Instructions for the task:
Among the entries, find the lines with the string "icon" and copy them.

Data supplied:
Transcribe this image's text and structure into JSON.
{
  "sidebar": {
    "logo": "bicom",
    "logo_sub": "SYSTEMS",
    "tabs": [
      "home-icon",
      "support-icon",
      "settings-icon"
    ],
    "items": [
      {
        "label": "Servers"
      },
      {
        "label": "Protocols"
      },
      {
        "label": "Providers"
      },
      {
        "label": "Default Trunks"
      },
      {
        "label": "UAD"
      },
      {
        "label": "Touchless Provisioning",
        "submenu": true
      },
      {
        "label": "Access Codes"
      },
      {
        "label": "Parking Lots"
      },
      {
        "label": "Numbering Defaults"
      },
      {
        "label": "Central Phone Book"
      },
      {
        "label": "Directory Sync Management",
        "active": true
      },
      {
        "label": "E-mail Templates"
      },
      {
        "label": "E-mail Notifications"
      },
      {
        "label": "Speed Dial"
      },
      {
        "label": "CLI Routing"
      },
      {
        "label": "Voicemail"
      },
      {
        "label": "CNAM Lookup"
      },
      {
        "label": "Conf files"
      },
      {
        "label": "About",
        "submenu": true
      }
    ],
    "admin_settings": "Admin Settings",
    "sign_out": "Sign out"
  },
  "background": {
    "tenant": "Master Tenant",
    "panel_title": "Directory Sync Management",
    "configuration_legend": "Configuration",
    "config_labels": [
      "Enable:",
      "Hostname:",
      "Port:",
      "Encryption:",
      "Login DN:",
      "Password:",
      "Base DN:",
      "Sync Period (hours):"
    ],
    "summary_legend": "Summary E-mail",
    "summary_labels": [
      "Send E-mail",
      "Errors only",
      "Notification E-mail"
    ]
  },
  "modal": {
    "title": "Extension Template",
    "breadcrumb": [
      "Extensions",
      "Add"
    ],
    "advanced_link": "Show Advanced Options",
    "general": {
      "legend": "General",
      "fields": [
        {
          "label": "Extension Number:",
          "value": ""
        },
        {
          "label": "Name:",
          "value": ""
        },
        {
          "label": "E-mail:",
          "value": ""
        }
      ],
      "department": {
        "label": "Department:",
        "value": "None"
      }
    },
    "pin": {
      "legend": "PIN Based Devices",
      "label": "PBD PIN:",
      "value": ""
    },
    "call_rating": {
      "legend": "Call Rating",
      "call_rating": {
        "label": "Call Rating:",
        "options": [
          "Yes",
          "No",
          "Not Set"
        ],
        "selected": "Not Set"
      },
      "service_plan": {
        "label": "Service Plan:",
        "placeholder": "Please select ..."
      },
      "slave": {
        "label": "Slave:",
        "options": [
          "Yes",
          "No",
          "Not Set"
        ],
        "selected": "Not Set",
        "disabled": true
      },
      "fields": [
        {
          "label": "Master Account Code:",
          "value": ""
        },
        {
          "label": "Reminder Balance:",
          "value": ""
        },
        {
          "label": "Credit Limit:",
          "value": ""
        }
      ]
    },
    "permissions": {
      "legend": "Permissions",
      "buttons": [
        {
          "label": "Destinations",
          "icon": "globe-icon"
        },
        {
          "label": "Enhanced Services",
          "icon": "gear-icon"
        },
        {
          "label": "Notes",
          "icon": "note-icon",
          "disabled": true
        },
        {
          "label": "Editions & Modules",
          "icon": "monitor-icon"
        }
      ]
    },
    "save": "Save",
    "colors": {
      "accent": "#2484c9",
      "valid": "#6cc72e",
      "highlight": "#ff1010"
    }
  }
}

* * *

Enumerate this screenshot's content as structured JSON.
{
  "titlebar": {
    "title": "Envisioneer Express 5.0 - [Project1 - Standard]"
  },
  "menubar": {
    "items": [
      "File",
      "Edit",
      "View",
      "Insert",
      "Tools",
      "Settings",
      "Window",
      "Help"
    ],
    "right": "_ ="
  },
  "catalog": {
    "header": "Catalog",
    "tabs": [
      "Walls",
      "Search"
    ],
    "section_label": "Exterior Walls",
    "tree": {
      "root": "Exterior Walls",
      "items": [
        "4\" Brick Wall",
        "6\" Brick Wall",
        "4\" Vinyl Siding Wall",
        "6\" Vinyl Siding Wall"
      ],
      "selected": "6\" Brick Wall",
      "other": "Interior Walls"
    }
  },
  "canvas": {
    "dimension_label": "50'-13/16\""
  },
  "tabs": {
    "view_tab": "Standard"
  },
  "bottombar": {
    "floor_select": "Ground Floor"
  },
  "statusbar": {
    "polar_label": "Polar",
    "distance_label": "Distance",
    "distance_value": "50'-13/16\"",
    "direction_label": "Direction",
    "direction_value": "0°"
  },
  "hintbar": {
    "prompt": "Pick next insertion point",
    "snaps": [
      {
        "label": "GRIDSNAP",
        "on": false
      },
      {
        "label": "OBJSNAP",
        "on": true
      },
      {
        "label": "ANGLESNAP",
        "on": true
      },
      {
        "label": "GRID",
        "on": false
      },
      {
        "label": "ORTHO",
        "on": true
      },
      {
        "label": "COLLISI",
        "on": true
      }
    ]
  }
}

Response to this exercise:
      "home-icon",
      "support-icon",
      "settings-icon"
          "icon": "globe-icon"
          "icon": "gear-icon"
          "icon": "note-icon",
          "icon": "monitor-icon"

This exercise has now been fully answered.